I think one area you can look at for increasing the network effect of Newsblur users is adding 1-click sharing with a comment, which takes you to a newsblur page, with that comment attached.
So I’m reading a post on the Kindle Fire launch, I hit “Share on Twitter”, type in my tweet in a popup, then hit send, and the tweeted/emailed/Facebooked URL points you to a Newsblur page, not the original.
Not sure if it would work, but I think it’s worth an experiment.
The Humble Bundle makes an amazing amount of money while allowing you to pay absolutely *any* amount of money, including $0.01 , while offering extra features if you pay above average.
I think they’ve stumbled across an ingenious idea. Perhaps it’ll work for you too. Just need to make *two* levels of premium features: a smaller set enabled if you pay anything at all, but enable everything if the monthly payment is above average.

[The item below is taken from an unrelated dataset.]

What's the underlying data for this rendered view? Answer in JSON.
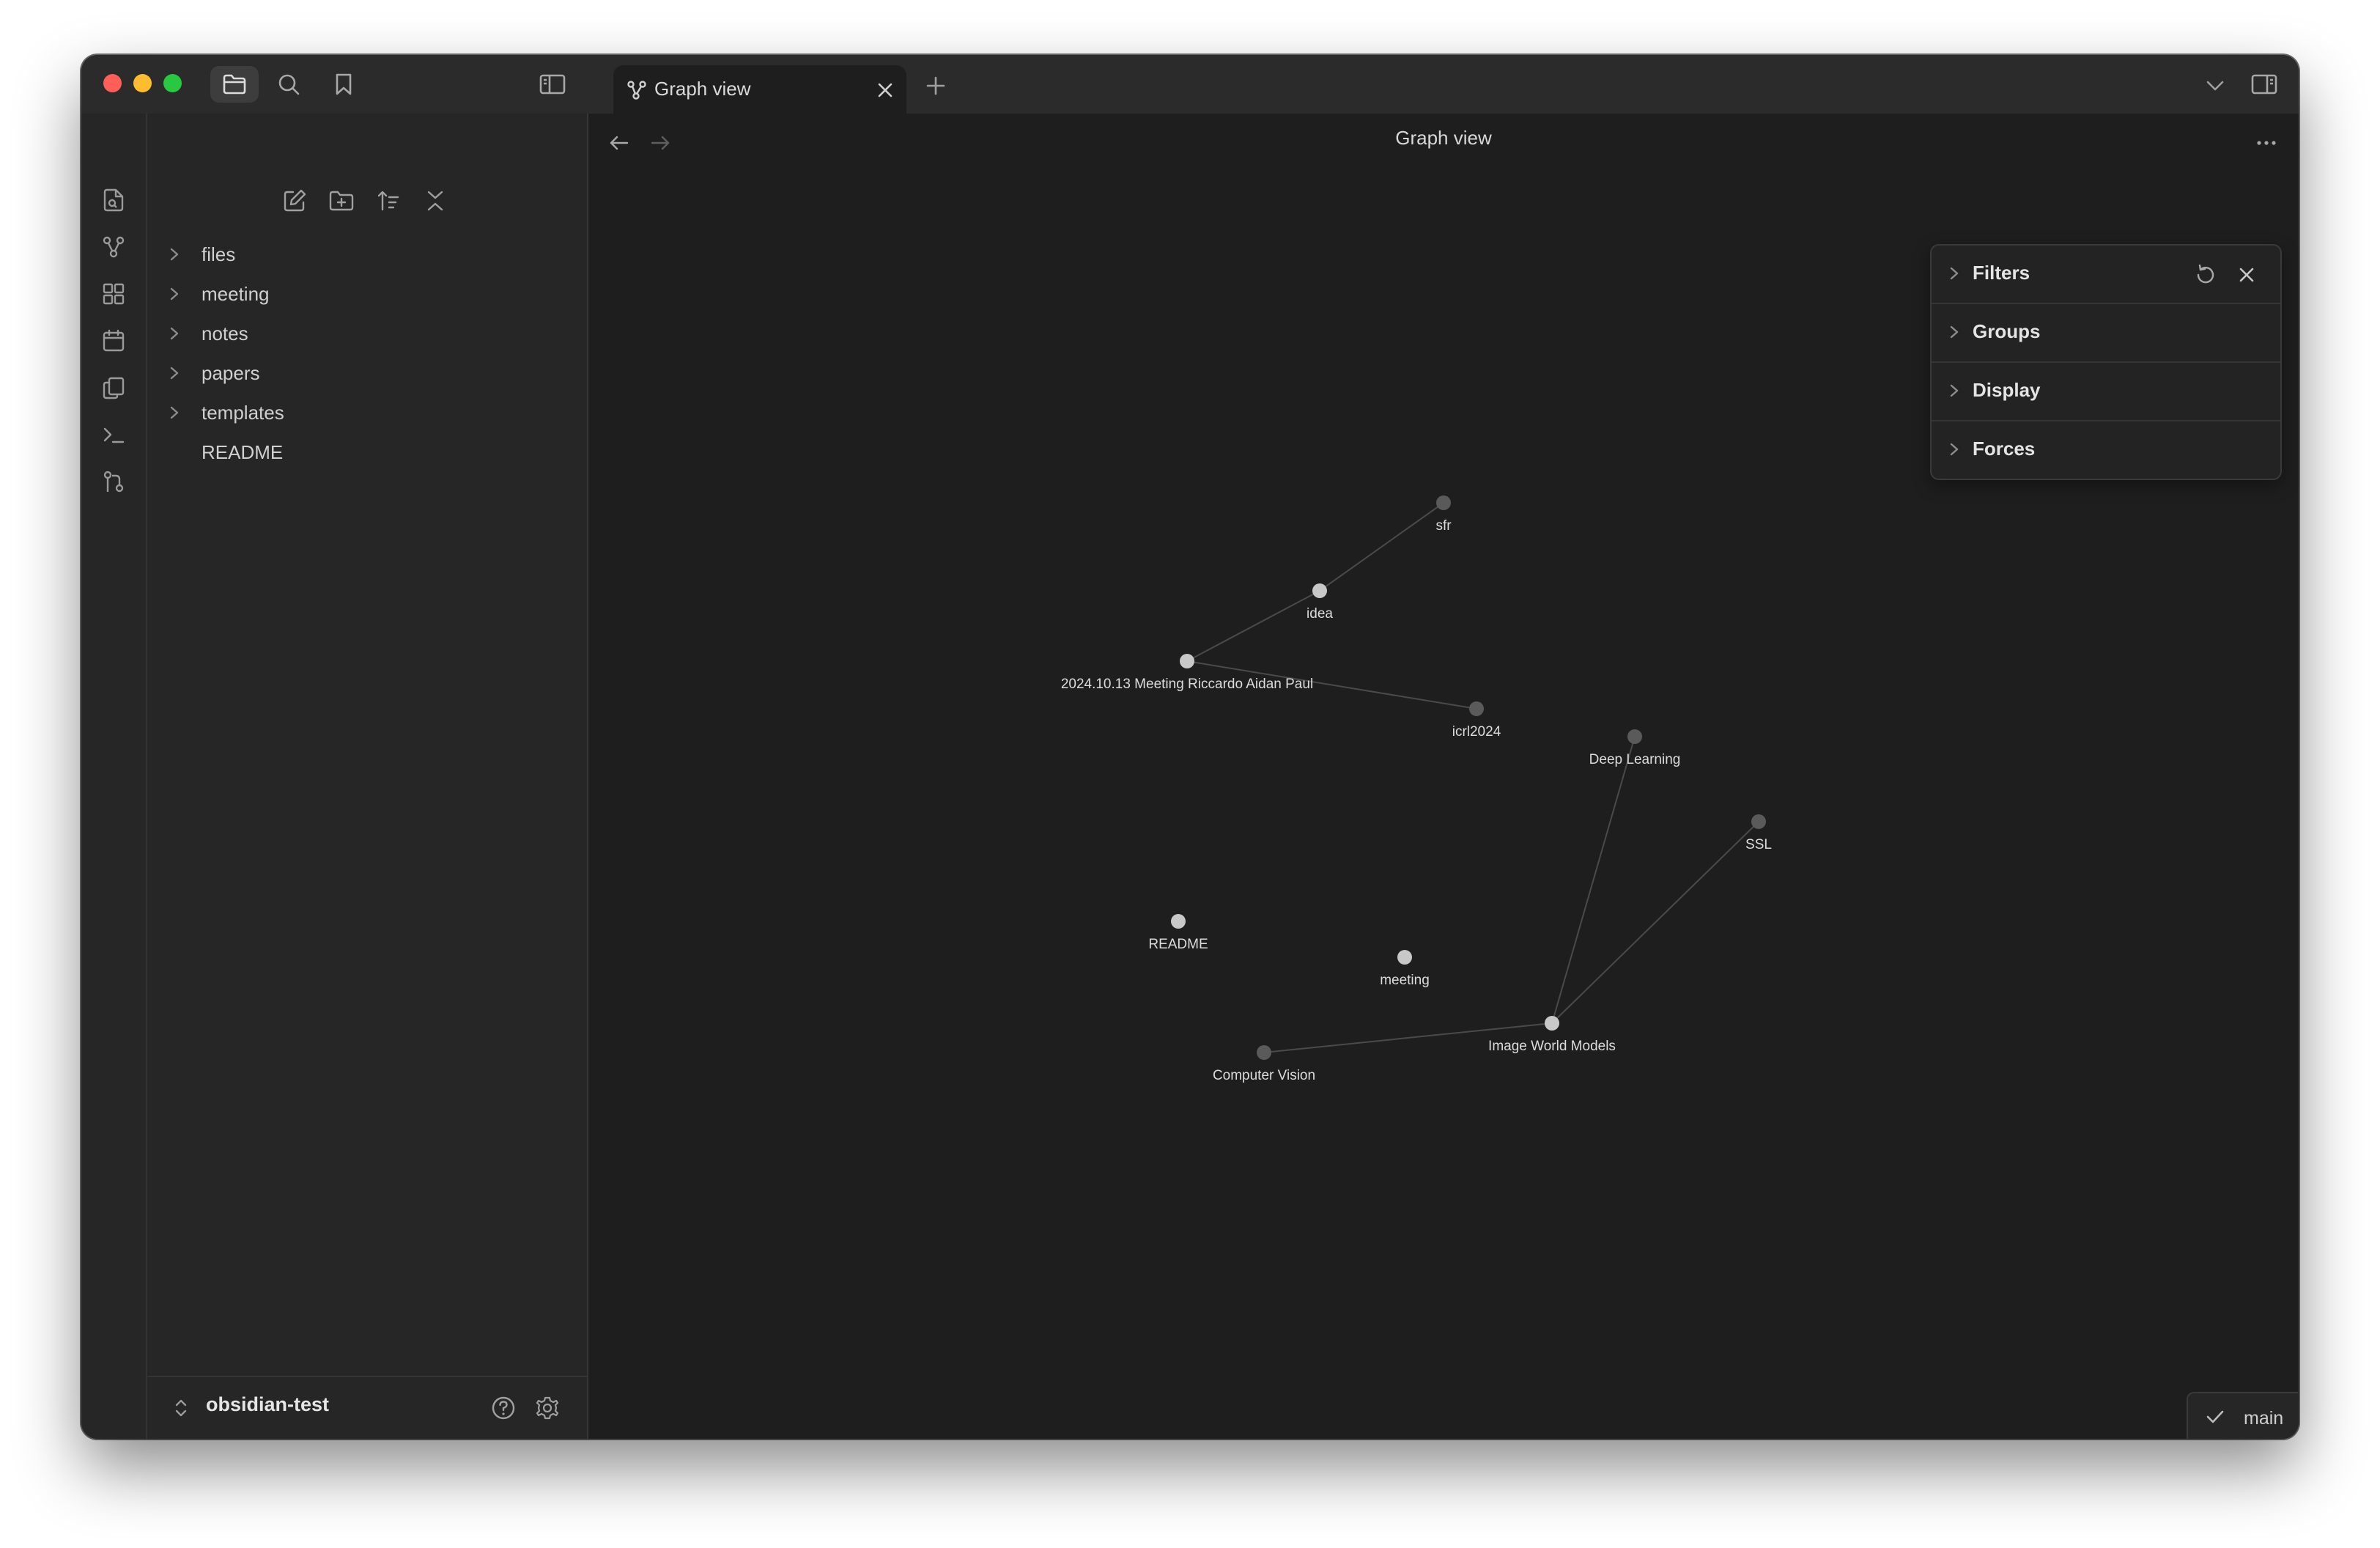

The user should be able to change their monthly payment any time, too.
Among other things, true “pay what you want” is sure to generate quite a bit of publicity for you!
One thing that I noticed about it was that I signed up at $1 solely because it was the only way to try the system with all of the features. After using it, I’d probably upgrade to the $2 or $3, but now that I’ve already paid it I don’t see a good way of changing the plan. Perhaps a way to pay just a single month for $3 then switch to a yearly plan later would help.
As for a lifetime membership, I always worry that services who do this will ultimately go away because they aren’t pulling in new subscribers, making my payment early on useless.